Kiyomizu: Yes, these customers want the Japanese original version, because they are often avid collectors. That is why we keep the Japanese versions as well as the Taiwanese. Years ago, people lamented that many traits things got lost in translation, like with different fonts, etc. But I think that nowadays the level of both translation and design has increased and that is not an issue anymore.
A bad end? I'd rather not see it
Ka: We have this event, FancyFrontier (FF for short), much like Comiket in Japan. Or some other events, among them there is one centered on trading used manga and anime.
Ko: Taiwan is no different form other countries when we talk about hits among a female audience. Among BL, I think the most popular titles are the omegaverse ones.
When talking more in detail, I will say that complex stories with beautiful art are quite popular. The presence or not of a happy ending is quite important. If a love story starts off well but then takes a different direction, people either watch the ending without following the part of the story they don't like, or just drop it.
Kiyomizu: It seems like people read manga to take their minds off greater things and have a good time, so that is why.
Off to a new market

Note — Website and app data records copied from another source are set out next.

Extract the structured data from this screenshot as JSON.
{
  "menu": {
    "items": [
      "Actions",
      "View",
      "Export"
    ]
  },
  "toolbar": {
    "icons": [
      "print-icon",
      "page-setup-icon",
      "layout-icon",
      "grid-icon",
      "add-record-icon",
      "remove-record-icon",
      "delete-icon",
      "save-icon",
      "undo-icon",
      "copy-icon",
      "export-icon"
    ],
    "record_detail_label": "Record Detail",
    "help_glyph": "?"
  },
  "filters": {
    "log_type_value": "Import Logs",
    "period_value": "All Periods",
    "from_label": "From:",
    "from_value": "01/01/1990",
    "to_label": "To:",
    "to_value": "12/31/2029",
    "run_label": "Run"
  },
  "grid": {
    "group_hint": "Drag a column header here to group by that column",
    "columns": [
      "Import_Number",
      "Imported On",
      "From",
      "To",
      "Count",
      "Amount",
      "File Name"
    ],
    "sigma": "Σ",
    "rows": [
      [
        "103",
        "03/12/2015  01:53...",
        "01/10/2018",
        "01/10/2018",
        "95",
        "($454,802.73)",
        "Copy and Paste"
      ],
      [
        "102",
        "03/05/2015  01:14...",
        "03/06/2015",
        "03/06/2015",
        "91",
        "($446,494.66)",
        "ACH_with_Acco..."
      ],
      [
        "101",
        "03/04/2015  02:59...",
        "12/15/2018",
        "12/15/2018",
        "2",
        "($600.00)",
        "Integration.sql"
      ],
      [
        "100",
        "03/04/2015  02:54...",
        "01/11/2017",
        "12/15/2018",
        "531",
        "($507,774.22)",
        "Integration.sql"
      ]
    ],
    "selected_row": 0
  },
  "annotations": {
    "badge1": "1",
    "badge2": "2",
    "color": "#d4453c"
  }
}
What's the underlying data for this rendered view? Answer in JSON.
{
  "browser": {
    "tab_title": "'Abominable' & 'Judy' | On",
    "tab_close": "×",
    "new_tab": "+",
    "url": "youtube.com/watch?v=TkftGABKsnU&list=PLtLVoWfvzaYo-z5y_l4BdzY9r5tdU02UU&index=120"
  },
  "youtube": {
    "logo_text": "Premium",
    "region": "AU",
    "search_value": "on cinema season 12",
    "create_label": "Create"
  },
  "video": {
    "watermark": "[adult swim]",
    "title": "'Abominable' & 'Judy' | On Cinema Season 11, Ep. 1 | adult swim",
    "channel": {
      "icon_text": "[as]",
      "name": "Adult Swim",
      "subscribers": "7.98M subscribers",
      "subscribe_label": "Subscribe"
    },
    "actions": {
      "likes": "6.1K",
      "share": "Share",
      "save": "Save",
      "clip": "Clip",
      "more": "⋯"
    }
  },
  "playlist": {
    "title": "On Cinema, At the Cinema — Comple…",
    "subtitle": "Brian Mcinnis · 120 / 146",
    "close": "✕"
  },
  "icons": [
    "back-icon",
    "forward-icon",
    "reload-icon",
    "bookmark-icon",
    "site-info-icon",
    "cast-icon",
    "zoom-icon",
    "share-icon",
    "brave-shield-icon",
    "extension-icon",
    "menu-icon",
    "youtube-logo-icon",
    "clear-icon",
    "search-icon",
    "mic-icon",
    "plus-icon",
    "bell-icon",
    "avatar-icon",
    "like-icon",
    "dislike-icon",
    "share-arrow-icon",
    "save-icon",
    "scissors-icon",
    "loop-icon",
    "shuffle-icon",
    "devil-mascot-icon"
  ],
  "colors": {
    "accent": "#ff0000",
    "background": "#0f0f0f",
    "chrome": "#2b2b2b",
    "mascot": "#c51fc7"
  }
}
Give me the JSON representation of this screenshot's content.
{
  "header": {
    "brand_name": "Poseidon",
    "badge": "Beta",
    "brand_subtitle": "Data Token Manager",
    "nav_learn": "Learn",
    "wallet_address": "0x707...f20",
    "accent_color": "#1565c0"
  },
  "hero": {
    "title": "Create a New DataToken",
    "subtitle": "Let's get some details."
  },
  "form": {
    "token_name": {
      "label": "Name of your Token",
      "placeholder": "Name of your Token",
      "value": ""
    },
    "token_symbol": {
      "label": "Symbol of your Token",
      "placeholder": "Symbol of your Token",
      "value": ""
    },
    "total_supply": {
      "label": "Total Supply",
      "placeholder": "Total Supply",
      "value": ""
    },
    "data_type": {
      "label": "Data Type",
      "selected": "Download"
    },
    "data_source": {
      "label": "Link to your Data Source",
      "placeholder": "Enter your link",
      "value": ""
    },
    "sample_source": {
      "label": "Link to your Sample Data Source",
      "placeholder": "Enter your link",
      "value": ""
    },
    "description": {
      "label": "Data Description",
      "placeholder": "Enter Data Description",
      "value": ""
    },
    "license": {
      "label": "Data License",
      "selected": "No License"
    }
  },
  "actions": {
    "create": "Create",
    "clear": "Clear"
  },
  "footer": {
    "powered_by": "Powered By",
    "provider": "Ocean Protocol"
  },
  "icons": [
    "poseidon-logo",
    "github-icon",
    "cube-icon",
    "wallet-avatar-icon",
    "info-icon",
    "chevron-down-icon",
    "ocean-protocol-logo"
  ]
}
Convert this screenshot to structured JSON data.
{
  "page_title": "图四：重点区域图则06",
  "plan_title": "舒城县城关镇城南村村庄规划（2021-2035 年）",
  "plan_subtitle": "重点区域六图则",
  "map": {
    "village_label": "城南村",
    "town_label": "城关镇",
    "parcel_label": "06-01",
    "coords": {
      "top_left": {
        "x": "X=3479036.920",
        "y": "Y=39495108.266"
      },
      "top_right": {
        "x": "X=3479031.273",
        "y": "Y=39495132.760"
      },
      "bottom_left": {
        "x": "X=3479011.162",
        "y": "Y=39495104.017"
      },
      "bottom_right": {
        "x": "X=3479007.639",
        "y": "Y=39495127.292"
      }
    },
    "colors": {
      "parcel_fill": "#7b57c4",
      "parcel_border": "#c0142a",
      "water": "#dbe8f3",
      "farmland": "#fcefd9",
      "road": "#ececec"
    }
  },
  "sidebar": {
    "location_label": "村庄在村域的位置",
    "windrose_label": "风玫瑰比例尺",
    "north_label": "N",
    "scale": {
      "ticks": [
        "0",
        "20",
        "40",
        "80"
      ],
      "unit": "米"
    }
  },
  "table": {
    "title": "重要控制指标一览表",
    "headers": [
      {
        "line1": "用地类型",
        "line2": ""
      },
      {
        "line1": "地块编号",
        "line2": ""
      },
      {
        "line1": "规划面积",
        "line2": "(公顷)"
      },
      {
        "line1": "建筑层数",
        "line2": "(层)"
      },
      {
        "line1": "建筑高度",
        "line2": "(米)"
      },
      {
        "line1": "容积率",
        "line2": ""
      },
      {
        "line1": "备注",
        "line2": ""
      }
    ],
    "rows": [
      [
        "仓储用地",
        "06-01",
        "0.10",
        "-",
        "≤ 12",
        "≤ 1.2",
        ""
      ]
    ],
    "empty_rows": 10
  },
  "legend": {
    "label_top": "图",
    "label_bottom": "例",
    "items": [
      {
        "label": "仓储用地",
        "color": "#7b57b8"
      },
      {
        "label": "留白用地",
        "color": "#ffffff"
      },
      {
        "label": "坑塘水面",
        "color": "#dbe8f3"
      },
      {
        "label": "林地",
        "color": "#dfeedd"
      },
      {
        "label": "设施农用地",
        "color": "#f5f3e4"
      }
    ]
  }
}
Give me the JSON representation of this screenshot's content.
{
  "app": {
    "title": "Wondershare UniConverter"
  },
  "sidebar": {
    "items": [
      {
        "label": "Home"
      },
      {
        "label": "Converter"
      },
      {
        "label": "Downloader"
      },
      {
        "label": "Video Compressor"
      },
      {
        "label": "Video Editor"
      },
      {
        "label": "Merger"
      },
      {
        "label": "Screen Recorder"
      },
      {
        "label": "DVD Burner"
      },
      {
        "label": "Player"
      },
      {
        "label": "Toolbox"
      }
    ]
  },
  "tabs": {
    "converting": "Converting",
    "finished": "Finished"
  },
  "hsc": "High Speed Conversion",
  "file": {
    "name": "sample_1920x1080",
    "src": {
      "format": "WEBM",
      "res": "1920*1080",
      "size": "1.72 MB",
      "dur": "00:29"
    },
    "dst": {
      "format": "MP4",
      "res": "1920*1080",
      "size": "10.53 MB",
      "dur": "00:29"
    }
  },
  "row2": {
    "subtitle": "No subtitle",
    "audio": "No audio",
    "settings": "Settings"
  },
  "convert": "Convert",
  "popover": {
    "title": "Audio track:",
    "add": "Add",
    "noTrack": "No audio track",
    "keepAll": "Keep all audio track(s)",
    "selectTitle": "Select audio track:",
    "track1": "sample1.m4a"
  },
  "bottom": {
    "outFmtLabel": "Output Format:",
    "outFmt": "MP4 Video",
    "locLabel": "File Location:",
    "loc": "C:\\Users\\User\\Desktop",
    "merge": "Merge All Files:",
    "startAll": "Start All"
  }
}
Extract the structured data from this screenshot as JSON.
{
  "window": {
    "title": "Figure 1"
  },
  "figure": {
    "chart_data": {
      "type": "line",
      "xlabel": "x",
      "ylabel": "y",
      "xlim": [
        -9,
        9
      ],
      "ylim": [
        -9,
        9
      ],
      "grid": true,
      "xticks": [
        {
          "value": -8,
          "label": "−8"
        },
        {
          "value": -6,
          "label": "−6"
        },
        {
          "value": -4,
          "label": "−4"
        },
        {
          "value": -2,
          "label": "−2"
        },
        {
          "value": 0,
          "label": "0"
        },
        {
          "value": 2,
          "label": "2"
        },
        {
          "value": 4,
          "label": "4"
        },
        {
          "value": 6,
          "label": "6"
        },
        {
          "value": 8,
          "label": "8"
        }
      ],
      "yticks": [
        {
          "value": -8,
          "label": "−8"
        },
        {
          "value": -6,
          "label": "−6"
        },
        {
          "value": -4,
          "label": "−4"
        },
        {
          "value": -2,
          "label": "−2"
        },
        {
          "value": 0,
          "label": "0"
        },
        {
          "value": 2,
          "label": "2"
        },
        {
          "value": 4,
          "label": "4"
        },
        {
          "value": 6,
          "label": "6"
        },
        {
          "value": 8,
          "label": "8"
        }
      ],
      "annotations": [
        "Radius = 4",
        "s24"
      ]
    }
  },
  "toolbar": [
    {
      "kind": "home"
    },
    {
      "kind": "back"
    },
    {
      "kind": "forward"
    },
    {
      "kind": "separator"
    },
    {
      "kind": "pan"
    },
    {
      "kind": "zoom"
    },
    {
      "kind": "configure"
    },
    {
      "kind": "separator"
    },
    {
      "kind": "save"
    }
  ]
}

Ka: Up until now it was very hard for new titles to debut in Taiwan. The market is too small and the hurdle way too high for newcomers, that is why many writers move abroad. But things are changing. Taiwan is trying to create a more welcoming environment and many creators are willing to come back.
As the original titles will grow, so will the chances for future generations, I believe.
Ko: Many people compare Taiwanese content to the Japanese one and feel like the Japanese one is superior, so they boycott their own. But now that many Taiwanese people are coming back after having started a career in Japan, things will definitely change.
Kiyomizu: Indeed, here in this store as well some Taiwanese titles are gathering some attention from the fans, like the game You can eat the girl.
Taiwanese content is born mainly from creators who have a strong influence from Japanese content, so it will be fun to see how the market evolves from now on.